Last week at both Nashville and Chicago-Midway airports, I noticed their newly designated security lines for “families,” “occasional passengers” and “expert passengers.” Experts are those who know all the rules and don’t have to be told to remove their laptops from their carrying-ons or and know all the rules about gels and liquids. (They also are the ones who don’t want flight attendants to sing, but that’s another post.)
Such lines are fine, but yesterday, Southwest (the official airlines of RexBlog) sent me a card that allows me to whisk through security via something called “Fly By Lanes.” According to Southwest, “Fly By Lanes will not have dedicated screening equipment, but they will allow the traveler to reach the screening process more quickly by having access to a separate security lane.”
Here are the airports that will have Fly By Lanes by October 17th:
Dallas Love Field Airport (DAL)
San Francisco International Airport (SFO)
Los Angeles International Airport (LAX)
Denver International Airport (DEN)
Sky Harbor International Airport (PHX)
John Wayne Airport (SNA)
Thurgood Marshall Airport (BWI)
Wait. I don’t see Nashville (BNA) on that list. Yet again, my hometown airport is disappointing me. First they don’t offer passenger-loving free wifi like such wonderful Southwest-service airports as Tampa, Fla. and Manchester, NH. And now they are not supporting Southwest Airlines effort to make another experience less of a hassle for the professional traveler.

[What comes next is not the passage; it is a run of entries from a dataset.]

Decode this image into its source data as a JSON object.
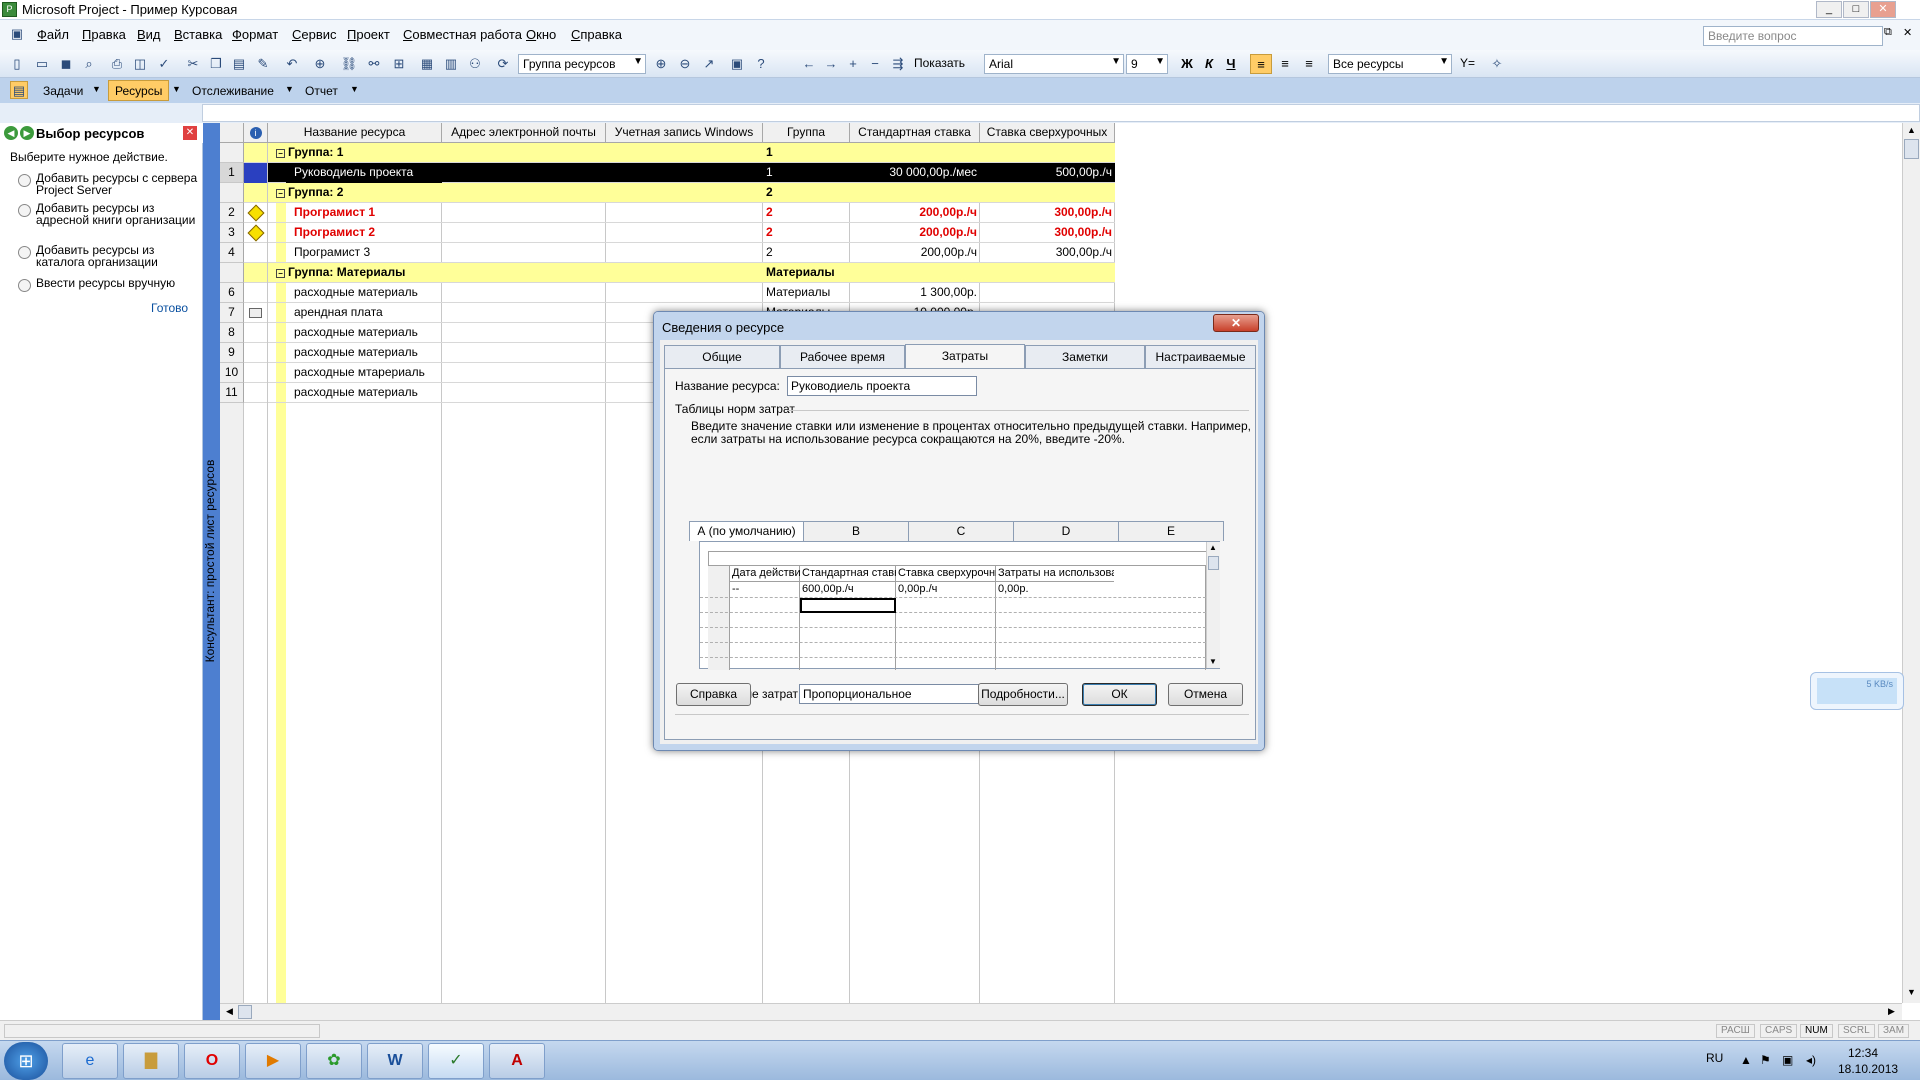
{
  "window": {
    "title": "Microsoft Project - Пример Курсовая",
    "min": "_",
    "max": "□",
    "close": "✕"
  },
  "menu": {
    "items": [
      "Файл",
      "Правка",
      "Вид",
      "Вставка",
      "Формат",
      "Сервис",
      "Проект",
      "Совместная работа",
      "Окно",
      "Справка"
    ],
    "ask_placeholder": "Введите вопрос",
    "doc_min": "_",
    "doc_max": "⧉",
    "doc_close": "✕"
  },
  "toolbar": {
    "group_combo": "Группа ресурсов",
    "show_label": "Показать",
    "font": "Arial",
    "size": "9",
    "bold": "Ж",
    "italic": "К",
    "underline": "Ч",
    "filter_combo": "Все ресурсы",
    "filter_icon": "Y="
  },
  "views": {
    "tasks": "Задачи",
    "resources": "Ресурсы",
    "tracking": "Отслеживание",
    "report": "Отчет"
  },
  "side_panel": {
    "title": "Выбор ресурсов",
    "hint": "Выберите нужное действие.",
    "options": [
      "Добавить ресурсы с сервера Project Server",
      "Добавить ресурсы из адресной книги организации",
      "Добавить ресурсы из каталога организации",
      "Ввести ресурсы вручную"
    ],
    "done": "Готово"
  },
  "vertical_bar": "Консультант: простой лист ресурсов",
  "grid": {
    "headers": [
      "Название ресурса",
      "Адрес электронной почты",
      "Учетная запись Windows",
      "Группа",
      "Стандартная ставка",
      "Ставка сверхурочных"
    ],
    "rows": [
      {
        "id": "",
        "kind": "group",
        "name": "Группа: 1",
        "group": "1",
        "rate": "",
        "ot": "",
        "icon": ""
      },
      {
        "id": "1",
        "kind": "sel",
        "name": "Руководиель проекта",
        "group": "1",
        "rate": "30 000,00р./мес",
        "ot": "500,00р./ч",
        "icon": ""
      },
      {
        "id": "",
        "kind": "group",
        "name": "Группа: 2",
        "group": "2",
        "rate": "",
        "ot": "",
        "icon": ""
      },
      {
        "id": "2",
        "kind": "red",
        "name": "Програмист 1",
        "group": "2",
        "rate": "200,00р./ч",
        "ot": "300,00р./ч",
        "icon": "warn"
      },
      {
        "id": "3",
        "kind": "red",
        "name": "Програмист 2",
        "group": "2",
        "rate": "200,00р./ч",
        "ot": "300,00р./ч",
        "icon": "warn"
      },
      {
        "id": "4",
        "kind": "normal",
        "name": "Програмист 3",
        "group": "2",
        "rate": "200,00р./ч",
        "ot": "300,00р./ч",
        "icon": ""
      },
      {
        "id": "",
        "kind": "group",
        "name": "Группа: Материалы",
        "group": "Материалы",
        "rate": "",
        "ot": "",
        "icon": ""
      },
      {
        "id": "6",
        "kind": "normal",
        "name": "расходные материаль",
        "group": "Материалы",
        "rate": "1 300,00р.",
        "ot": "",
        "icon": ""
      },
      {
        "id": "7",
        "kind": "normal",
        "name": "арендная плата",
        "group": "Материалы",
        "rate": "10 000,00р.",
        "ot": "",
        "icon": "note"
      },
      {
        "id": "8",
        "kind": "normal",
        "name": "расходные материаль",
        "group": "",
        "rate": "",
        "ot": "",
        "icon": ""
      },
      {
        "id": "9",
        "kind": "normal",
        "name": "расходные материаль",
        "group": "",
        "rate": "",
        "ot": "",
        "icon": ""
      },
      {
        "id": "10",
        "kind": "normal",
        "name": "расходные мтарериаль",
        "group": "",
        "rate": "",
        "ot": "",
        "icon": ""
      },
      {
        "id": "11",
        "kind": "normal",
        "name": "расходные материаль",
        "group": "",
        "rate": "",
        "ot": "",
        "icon": ""
      }
    ]
  },
  "dialog": {
    "title": "Сведения о ресурсе",
    "tabs": [
      "Общие",
      "Рабочее время",
      "Затраты",
      "Заметки",
      "Настраиваемые поля"
    ],
    "name_label": "Название ресурса:",
    "name_value": "Руководиель проекта",
    "section": "Таблицы норм затрат",
    "info": "Введите значение ставки или изменение в процентах относительно предыдущей ставки. Например, если затраты на использование ресурса сокращаются на 20%, введите -20%.",
    "rate_tabs": [
      "А (по умолчанию)",
      "В",
      "С",
      "D",
      "E"
    ],
    "table_headers": [
      "Дата действия",
      "Стандартная ставка",
      "Ставка сверхурочных",
      "Затраты на использование"
    ],
    "table_row": [
      "--",
      "600,00р./ч",
      "0,00р./ч",
      "0,00р."
    ],
    "accrual_label": "Начисление затрат:",
    "accrual_value": "Пропорциональное",
    "help": "Справка",
    "details": "Подробности...",
    "ok": "ОК",
    "cancel": "Отмена"
  },
  "network_widget": {
    "speed": "5 KB/s"
  },
  "statusbar": {
    "ext": "РАСШ",
    "caps": "CAPS",
    "num": "NUM",
    "scrl": "SCRL",
    "ovr": "ЗАМ"
  },
  "taskbar": {
    "lang": "RU",
    "time": "12:34",
    "date": "18.10.2013"
  }
}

Bonus link: Recently, Seth Godin shared some random travel thoughts, one of which I’ve had while waiting in a security line (as someone who’s often admired how cleverly designed the queue areas are at Disney theme parks): “What would happen if Imagineers from Disney designed the security line? Why not let them try?